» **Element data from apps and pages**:
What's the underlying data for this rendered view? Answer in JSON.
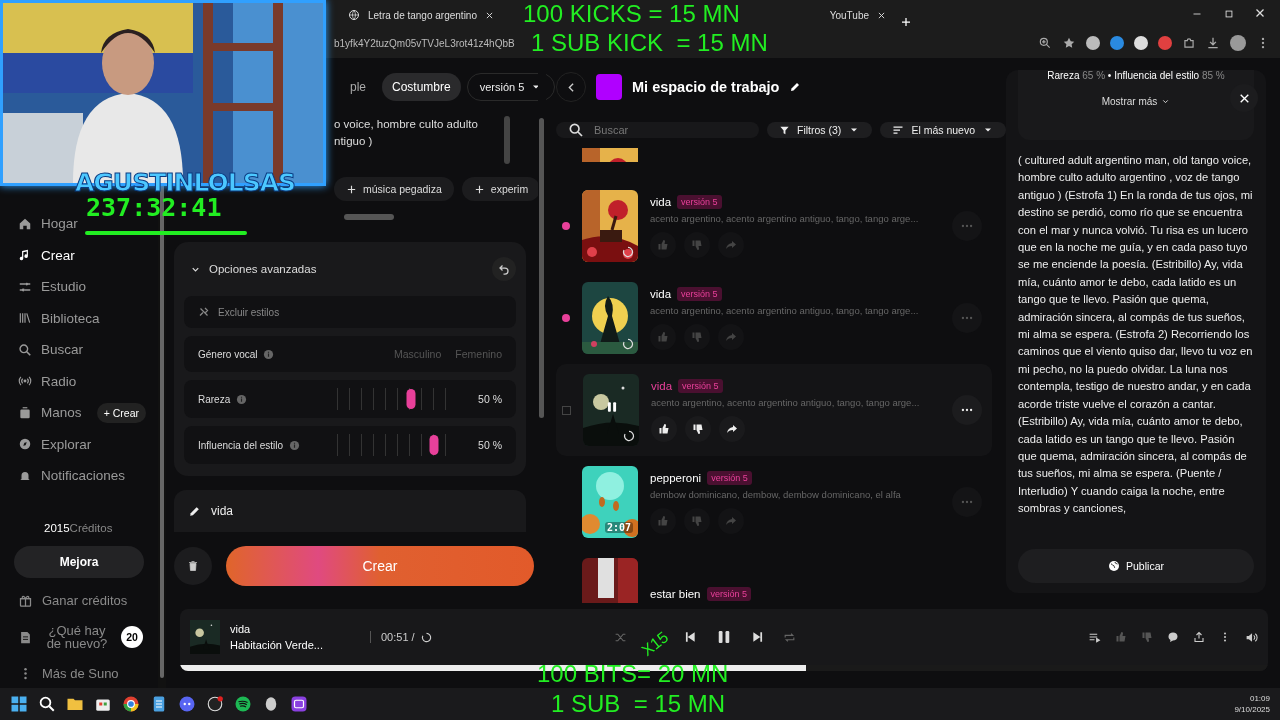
{
  "browser": {
    "tabs": [
      {
        "title": "Letra de tango argentino",
        "selected": false
      },
      {
        "title": "YouTube",
        "selected": false
      }
    ],
    "url": "b1yfk4Y2tuzQm05vTVJeL3rot41z4hQbB"
  },
  "stream_overlay": {
    "channel": "AGUSTINLOLSAS",
    "timer": "237:32:41",
    "top_texts": [
      "100 KICKS = 15 MN",
      "1 SUB KICK  = 15 MN"
    ],
    "bottom_texts": [
      "100 BITS= 20 MN",
      "1 SUB  = 15 MN"
    ],
    "multiplier": "X15"
  },
  "sidebar": {
    "items": [
      {
        "label": "Hogar",
        "selected": false
      },
      {
        "label": "Crear",
        "selected": true
      },
      {
        "label": "Estudio",
        "selected": false
      },
      {
        "label": "Biblioteca",
        "selected": false
      },
      {
        "label": "Buscar",
        "selected": false
      },
      {
        "label": "Radio",
        "selected": false
      },
      {
        "label": "Manos",
        "selected": false,
        "action": "+ Crear"
      },
      {
        "label": "Explorar",
        "selected": false
      },
      {
        "label": "Notificaciones",
        "selected": false
      }
    ],
    "credits": "2015",
    "credits_label": "Créditos",
    "upgrade": "Mejora",
    "footer": [
      {
        "label": "Ganar créditos"
      },
      {
        "label": "¿Qué hay de nuevo?",
        "badge": "20"
      },
      {
        "label": "Más de Suno"
      }
    ]
  },
  "create": {
    "modes": [
      {
        "label": "ple",
        "selected": false
      },
      {
        "label": "Costumbre",
        "selected": true
      }
    ],
    "model": "versión 5",
    "style_lines": [
      "o voice, hombre culto adulto",
      "ntiguo )"
    ],
    "chips": [
      "música pegadiza",
      "experim"
    ],
    "advanced": {
      "title": "Opciones avanzadas",
      "expanded": true,
      "exclude_placeholder": "Excluir estilos",
      "vocal": {
        "label": "Género vocal",
        "options": [
          {
            "label": "Masculino",
            "selected": false
          },
          {
            "label": "Femenino",
            "selected": false
          }
        ]
      },
      "sliders": [
        {
          "label": "Rareza",
          "level": 0.65,
          "reading": "50 %"
        },
        {
          "label": "Influencia del estilo",
          "level": 0.83,
          "reading": "50 %"
        }
      ]
    },
    "title_value": "vida",
    "create_button": "Crear"
  },
  "workspace": {
    "title": "Mi espacio de trabajo",
    "search_placeholder": "Buscar",
    "filter": "Filtros",
    "filter_count": "(3)",
    "sort": "El más nuevo",
    "songs": [
      {
        "title": "vida",
        "version": "versión 5",
        "tags": "acento argentino, acento argentino antiguo, tango, tango arge...",
        "new": true,
        "playing": false,
        "loading": true
      },
      {
        "title": "vida",
        "version": "versión 5",
        "tags": "acento argentino, acento argentino antiguo, tango, tango arge...",
        "new": true,
        "playing": false,
        "loading": true
      },
      {
        "title": "vida",
        "version": "versión 5",
        "tags": "acento argentino, acento argentino antiguo, tango, tango arge...",
        "new": false,
        "playing": true,
        "loading": true
      },
      {
        "title": "pepperoni",
        "version": "versión 5",
        "tags": "dembow dominicano, dembow, dembow dominicano, el alfa",
        "new": false,
        "playing": false,
        "duration": "2:07"
      },
      {
        "title": "estar bien",
        "version": "versión 5",
        "new": false,
        "playing": false
      }
    ]
  },
  "details": {
    "separator": "•",
    "stats": [
      {
        "label": "Rareza",
        "value": "65 %"
      },
      {
        "label": "Influencia del estilo",
        "value": "85 %"
      }
    ],
    "more": "Mostrar más",
    "lyrics": "( cultured adult argentino man, old tango voice, hombre culto adulto argentino , voz de tango antiguo ) (Estrofa 1) En la ronda de tus ojos, mi destino se perdió, como río que se encuentra con el mar y nunca volvió. Tu risa es un lucero que en la noche me guía, y en cada paso tuyo se me enciende la poesía. (Estribillo) Ay, vida mía, cuánto amor te debo, cada latido es un tango que te llevo. Pasión que quema, admiración sincera, al compás de tus sueños, mi alma se espera. (Estrofa 2) Recorriendo los caminos que el viento quiso dar, llevo tu voz en mi pecho, no la puedo olvidar. La luna nos contempla, testigo de nuestro andar, y en cada acorde triste vuelve el corazón a cantar. (Estribillo) Ay, vida mía, cuánto amor te debo, cada latido es un tango que te llevo. Pasión que quema, admiración sincera, al compás de tus sueños, mi alma se espera. (Puente / Interludio) Y cuando caiga la noche, entre sombras y canciones,",
    "publish": "Publicar"
  },
  "player": {
    "title": "vida",
    "artist": "Habitación Verde...",
    "time": "00:51 /",
    "level": 0.575
  },
  "taskbar": {
    "time": "01:09",
    "date": "9/10/2025"
  }
}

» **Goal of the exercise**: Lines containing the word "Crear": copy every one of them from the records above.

» **Output of the task**:
        "label": "Crear",
        "action": "+ Crear"
    "create_button": "Crear"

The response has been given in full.